## [What is being asked]
Retype each record below word for word. Leave the pictures out.

┏━━

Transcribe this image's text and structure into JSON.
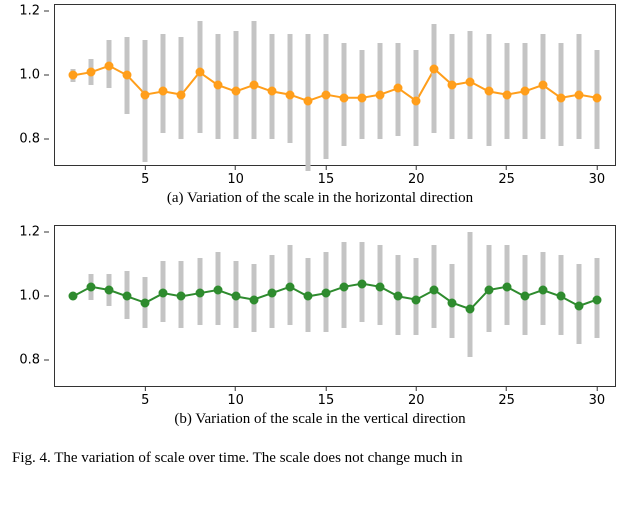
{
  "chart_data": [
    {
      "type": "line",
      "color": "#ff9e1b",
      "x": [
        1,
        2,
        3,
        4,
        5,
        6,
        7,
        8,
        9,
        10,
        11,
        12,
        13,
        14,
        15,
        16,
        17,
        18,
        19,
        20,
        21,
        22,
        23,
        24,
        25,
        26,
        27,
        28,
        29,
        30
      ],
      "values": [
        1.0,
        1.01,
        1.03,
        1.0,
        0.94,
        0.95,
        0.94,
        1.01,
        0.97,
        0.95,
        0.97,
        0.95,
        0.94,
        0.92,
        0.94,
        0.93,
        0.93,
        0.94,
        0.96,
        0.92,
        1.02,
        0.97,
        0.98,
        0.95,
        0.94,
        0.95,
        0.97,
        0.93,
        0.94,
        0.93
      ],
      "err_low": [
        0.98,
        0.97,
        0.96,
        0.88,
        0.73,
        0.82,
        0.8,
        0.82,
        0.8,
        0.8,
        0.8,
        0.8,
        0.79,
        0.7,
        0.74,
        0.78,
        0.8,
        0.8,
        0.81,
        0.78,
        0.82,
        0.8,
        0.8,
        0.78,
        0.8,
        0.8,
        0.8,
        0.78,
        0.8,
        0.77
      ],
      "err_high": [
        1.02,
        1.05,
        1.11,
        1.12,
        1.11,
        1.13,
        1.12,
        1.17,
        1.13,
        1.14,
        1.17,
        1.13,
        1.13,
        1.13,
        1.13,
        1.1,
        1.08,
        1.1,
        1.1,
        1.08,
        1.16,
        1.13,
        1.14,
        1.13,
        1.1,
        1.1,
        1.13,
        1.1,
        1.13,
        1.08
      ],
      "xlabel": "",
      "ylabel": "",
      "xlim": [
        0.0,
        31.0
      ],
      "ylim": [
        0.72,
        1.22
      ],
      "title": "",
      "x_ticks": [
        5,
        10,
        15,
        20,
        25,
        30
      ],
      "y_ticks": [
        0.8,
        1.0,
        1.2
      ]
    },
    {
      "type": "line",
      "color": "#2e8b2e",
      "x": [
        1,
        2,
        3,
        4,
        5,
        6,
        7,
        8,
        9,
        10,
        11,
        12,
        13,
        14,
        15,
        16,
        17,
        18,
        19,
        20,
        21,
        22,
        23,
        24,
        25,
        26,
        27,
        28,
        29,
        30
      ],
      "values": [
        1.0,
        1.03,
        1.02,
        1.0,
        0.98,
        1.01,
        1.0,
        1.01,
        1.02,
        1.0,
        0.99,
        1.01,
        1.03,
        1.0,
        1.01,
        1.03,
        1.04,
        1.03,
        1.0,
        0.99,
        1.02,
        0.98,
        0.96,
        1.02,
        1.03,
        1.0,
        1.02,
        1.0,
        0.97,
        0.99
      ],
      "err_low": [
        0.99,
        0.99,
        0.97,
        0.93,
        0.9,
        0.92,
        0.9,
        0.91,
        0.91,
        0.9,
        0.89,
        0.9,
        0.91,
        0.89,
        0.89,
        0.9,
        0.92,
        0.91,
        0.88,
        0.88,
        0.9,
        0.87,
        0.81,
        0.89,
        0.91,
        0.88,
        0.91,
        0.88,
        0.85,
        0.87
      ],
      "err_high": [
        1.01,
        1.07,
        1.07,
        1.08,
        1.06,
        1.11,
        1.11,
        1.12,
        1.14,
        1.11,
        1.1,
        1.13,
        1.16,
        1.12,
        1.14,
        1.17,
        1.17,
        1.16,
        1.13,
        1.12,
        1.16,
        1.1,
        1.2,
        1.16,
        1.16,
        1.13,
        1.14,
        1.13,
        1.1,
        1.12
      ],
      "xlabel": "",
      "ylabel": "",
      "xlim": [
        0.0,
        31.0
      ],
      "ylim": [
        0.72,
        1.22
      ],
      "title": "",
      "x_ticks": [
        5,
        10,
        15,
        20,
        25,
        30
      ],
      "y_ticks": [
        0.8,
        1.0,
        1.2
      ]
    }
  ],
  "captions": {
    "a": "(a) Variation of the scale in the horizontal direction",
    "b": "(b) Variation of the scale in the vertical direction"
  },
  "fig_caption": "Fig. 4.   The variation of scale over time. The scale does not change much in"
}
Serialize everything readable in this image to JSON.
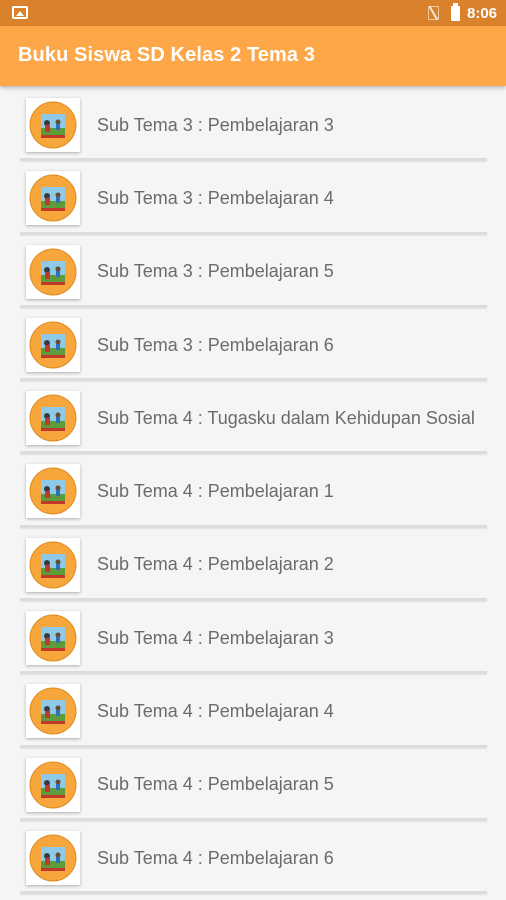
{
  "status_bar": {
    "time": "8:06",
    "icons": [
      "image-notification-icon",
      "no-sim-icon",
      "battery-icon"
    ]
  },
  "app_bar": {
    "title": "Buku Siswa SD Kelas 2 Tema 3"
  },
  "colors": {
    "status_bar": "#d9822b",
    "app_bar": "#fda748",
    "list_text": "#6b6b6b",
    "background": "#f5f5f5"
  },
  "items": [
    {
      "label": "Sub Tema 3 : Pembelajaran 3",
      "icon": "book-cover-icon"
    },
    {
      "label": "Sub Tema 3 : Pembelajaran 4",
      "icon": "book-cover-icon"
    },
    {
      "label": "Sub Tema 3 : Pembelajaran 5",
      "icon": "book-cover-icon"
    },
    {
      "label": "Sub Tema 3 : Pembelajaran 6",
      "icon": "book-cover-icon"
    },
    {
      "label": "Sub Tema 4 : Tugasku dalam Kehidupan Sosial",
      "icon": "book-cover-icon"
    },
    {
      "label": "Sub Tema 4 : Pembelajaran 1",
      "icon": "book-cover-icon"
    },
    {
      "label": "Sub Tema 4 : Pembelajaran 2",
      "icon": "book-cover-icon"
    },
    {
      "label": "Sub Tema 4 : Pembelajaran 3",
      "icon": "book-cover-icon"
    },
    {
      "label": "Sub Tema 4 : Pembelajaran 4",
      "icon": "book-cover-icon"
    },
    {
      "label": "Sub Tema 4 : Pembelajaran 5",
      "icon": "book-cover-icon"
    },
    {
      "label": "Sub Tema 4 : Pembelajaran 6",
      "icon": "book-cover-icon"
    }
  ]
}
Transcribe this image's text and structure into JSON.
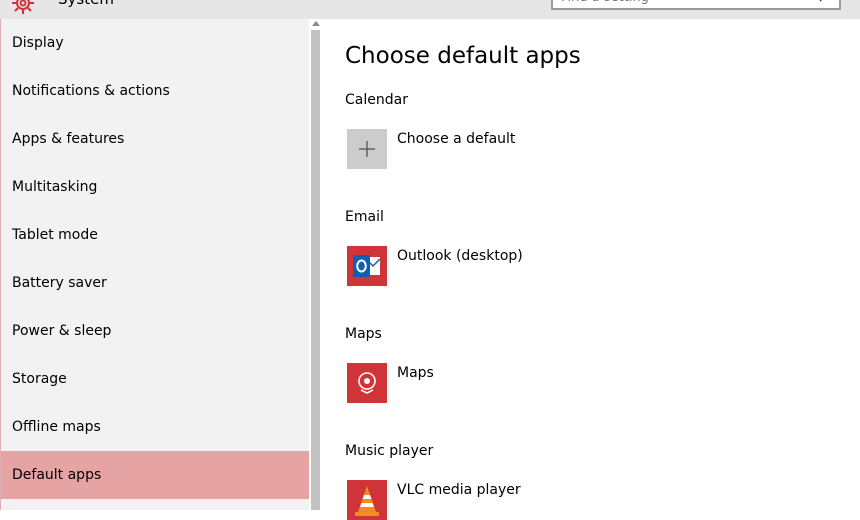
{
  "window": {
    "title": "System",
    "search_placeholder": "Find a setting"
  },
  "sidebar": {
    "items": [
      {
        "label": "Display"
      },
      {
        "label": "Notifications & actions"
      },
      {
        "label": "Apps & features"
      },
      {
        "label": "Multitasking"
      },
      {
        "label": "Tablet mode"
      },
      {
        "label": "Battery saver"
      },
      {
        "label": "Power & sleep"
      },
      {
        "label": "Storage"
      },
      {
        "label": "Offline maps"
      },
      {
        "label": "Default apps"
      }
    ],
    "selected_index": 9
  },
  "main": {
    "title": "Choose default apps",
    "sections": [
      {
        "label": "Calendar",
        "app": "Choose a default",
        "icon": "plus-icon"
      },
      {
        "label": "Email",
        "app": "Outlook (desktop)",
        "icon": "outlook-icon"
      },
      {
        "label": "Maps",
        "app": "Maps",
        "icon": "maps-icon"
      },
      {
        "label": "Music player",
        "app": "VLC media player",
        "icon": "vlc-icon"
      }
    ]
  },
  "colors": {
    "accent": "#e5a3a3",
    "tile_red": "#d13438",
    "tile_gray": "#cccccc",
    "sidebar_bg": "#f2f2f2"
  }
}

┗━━

## [Solution to the exercise]
Transcribe this image's text and structure into JSON.
{
  "chart_data": [
    {
      "type": "line",
      "color": "#ff9e1b",
      "x": [
        1,
        2,
        3,
        4,
        5,
        6,
        7,
        8,
        9,
        10,
        11,
        12,
        13,
        14,
        15,
        16,
        17,
        18,
        19,
        20,
        21,
        22,
        23,
        24,
        25,
        26,
        27,
        28,
        29,
        30
      ],
      "values": [
        1.0,
        1.01,
        1.03,
        1.0,
        0.94,
        0.95,
        0.94,
        1.01,
        0.97,
        0.95,
        0.97,
        0.95,
        0.94,
        0.92,
        0.94,
        0.93,
        0.93,
        0.94,
        0.96,
        0.92,
        1.02,
        0.97,
        0.98,
        0.95,
        0.94,
        0.95,
        0.97,
        0.93,
        0.94,
        0.93
      ],
      "err_low": [
        0.98,
        0.97,
        0.96,
        0.88,
        0.73,
        0.82,
        0.8,
        0.82,
        0.8,
        0.8,
        0.8,
        0.8,
        0.79,
        0.7,
        0.74,
        0.78,
        0.8,
        0.8,
        0.81,
        0.78,
        0.82,
        0.8,
        0.8,
        0.78,
        0.8,
        0.8,
        0.8,
        0.78,
        0.8,
        0.77
      ],
      "err_high": [
        1.02,
        1.05,
        1.11,
        1.12,
        1.11,
        1.13,
        1.12,
        1.17,
        1.13,
        1.14,
        1.17,
        1.13,
        1.13,
        1.13,
        1.13,
        1.1,
        1.08,
        1.1,
        1.1,
        1.08,
        1.16,
        1.13,
        1.14,
        1.13,
        1.1,
        1.1,
        1.13,
        1.1,
        1.13,
        1.08
      ],
      "xlabel": "",
      "ylabel": "",
      "xlim": [
        0.0,
        31.0
      ],
      "ylim": [
        0.72,
        1.22
      ],
      "title": "",
      "x_ticks": [
        5,
        10,
        15,
        20,
        25,
        30
      ],
      "y_ticks": [
        0.8,
        1.0,
        1.2
      ]
    },
    {
      "type": "line",
      "color": "#2e8b2e",
      "x": [
        1,
        2,
        3,
        4,
        5,
        6,
        7,
        8,
        9,
        10,
        11,
        12,
        13,
        14,
        15,
        16,
        17,
        18,
        19,
        20,
        21,
        22,
        23,
        24,
        25,
        26,
        27,
        28,
        29,
        30
      ],
      "values": [
        1.0,
        1.03,
        1.02,
        1.0,
        0.98,
        1.01,
        1.0,
        1.01,
        1.02,
        1.0,
        0.99,
        1.01,
        1.03,
        1.0,
        1.01,
        1.03,
        1.04,
        1.03,
        1.0,
        0.99,
        1.02,
        0.98,
        0.96,
        1.02,
        1.03,
        1.0,
        1.02,
        1.0,
        0.97,
        0.99
      ],
      "err_low": [
        0.99,
        0.99,
        0.97,
        0.93,
        0.9,
        0.92,
        0.9,
        0.91,
        0.91,
        0.9,
        0.89,
        0.9,
        0.91,
        0.89,
        0.89,
        0.9,
        0.92,
        0.91,
        0.88,
        0.88,
        0.9,
        0.87,
        0.81,
        0.89,
        0.91,
        0.88,
        0.91,
        0.88,
        0.85,
        0.87
      ],
      "err_high": [
        1.01,
        1.07,
        1.07,
        1.08,
        1.06,
        1.11,
        1.11,
        1.12,
        1.14,
        1.11,
        1.1,
        1.13,
        1.16,
        1.12,
        1.14,
        1.17,
        1.17,
        1.16,
        1.13,
        1.12,
        1.16,
        1.1,
        1.2,
        1.16,
        1.16,
        1.13,
        1.14,
        1.13,
        1.1,
        1.12
      ],
      "xlabel": "",
      "ylabel": "",
      "xlim": [
        0.0,
        31.0
      ],
      "ylim": [
        0.72,
        1.22
      ],
      "title": "",
      "x_ticks": [
        5,
        10,
        15,
        20,
        25,
        30
      ],
      "y_ticks": [
        0.8,
        1.0,
        1.2
      ]
    }
  ],
  "captions": {
    "a": "(a) Variation of the scale in the horizontal direction",
    "b": "(b) Variation of the scale in the vertical direction"
  },
  "fig_caption": "Fig. 4.   The variation of scale over time. The scale does not change much in"
}
Serialize everything readable in this image to JSON.
{
  "status_bar": {
    "time": "8:06",
    "icons": [
      "image-notification-icon",
      "no-sim-icon",
      "battery-icon"
    ]
  },
  "app_bar": {
    "title": "Buku Siswa SD Kelas 2 Tema 3"
  },
  "colors": {
    "status_bar": "#d9822b",
    "app_bar": "#fda748",
    "list_text": "#6b6b6b",
    "background": "#f5f5f5"
  },
  "items": [
    {
      "label": "Sub Tema 3 : Pembelajaran 3",
      "icon": "book-cover-icon"
    },
    {
      "label": "Sub Tema 3 : Pembelajaran 4",
      "icon": "book-cover-icon"
    },
    {
      "label": "Sub Tema 3 : Pembelajaran 5",
      "icon": "book-cover-icon"
    },
    {
      "label": "Sub Tema 3 : Pembelajaran 6",
      "icon": "book-cover-icon"
    },
    {
      "label": "Sub Tema 4 : Tugasku dalam Kehidupan Sosial",
      "icon": "book-cover-icon"
    },
    {
      "label": "Sub Tema 4 : Pembelajaran 1",
      "icon": "book-cover-icon"
    },
    {
      "label": "Sub Tema 4 : Pembelajaran 2",
      "icon": "book-cover-icon"
    },
    {
      "label": "Sub Tema 4 : Pembelajaran 3",
      "icon": "book-cover-icon"
    },
    {
      "label": "Sub Tema 4 : Pembelajaran 4",
      "icon": "book-cover-icon"
    },
    {
      "label": "Sub Tema 4 : Pembelajaran 5",
      "icon": "book-cover-icon"
    },
    {
      "label": "Sub Tema 4 : Pembelajaran 6",
      "icon": "book-cover-icon"
    }
  ]
}
Transcribe this image's text and structure into JSON.
{
  "window": {
    "title": "System",
    "search_placeholder": "Find a setting"
  },
  "sidebar": {
    "items": [
      {
        "label": "Display"
      },
      {
        "label": "Notifications & actions"
      },
      {
        "label": "Apps & features"
      },
      {
        "label": "Multitasking"
      },
      {
        "label": "Tablet mode"
      },
      {
        "label": "Battery saver"
      },
      {
        "label": "Power & sleep"
      },
      {
        "label": "Storage"
      },
      {
        "label": "Offline maps"
      },
      {
        "label": "Default apps"
      }
    ],
    "selected_index": 9
  },
  "main": {
    "title": "Choose default apps",
    "sections": [
      {
        "label": "Calendar",
        "app": "Choose a default",
        "icon": "plus-icon"
      },
      {
        "label": "Email",
        "app": "Outlook (desktop)",
        "icon": "outlook-icon"
      },
      {
        "label": "Maps",
        "app": "Maps",
        "icon": "maps-icon"
      },
      {
        "label": "Music player",
        "app": "VLC media player",
        "icon": "vlc-icon"
      }
    ]
  },
  "colors": {
    "accent": "#e5a3a3",
    "tile_red": "#d13438",
    "tile_gray": "#cccccc",
    "sidebar_bg": "#f2f2f2"
  }
}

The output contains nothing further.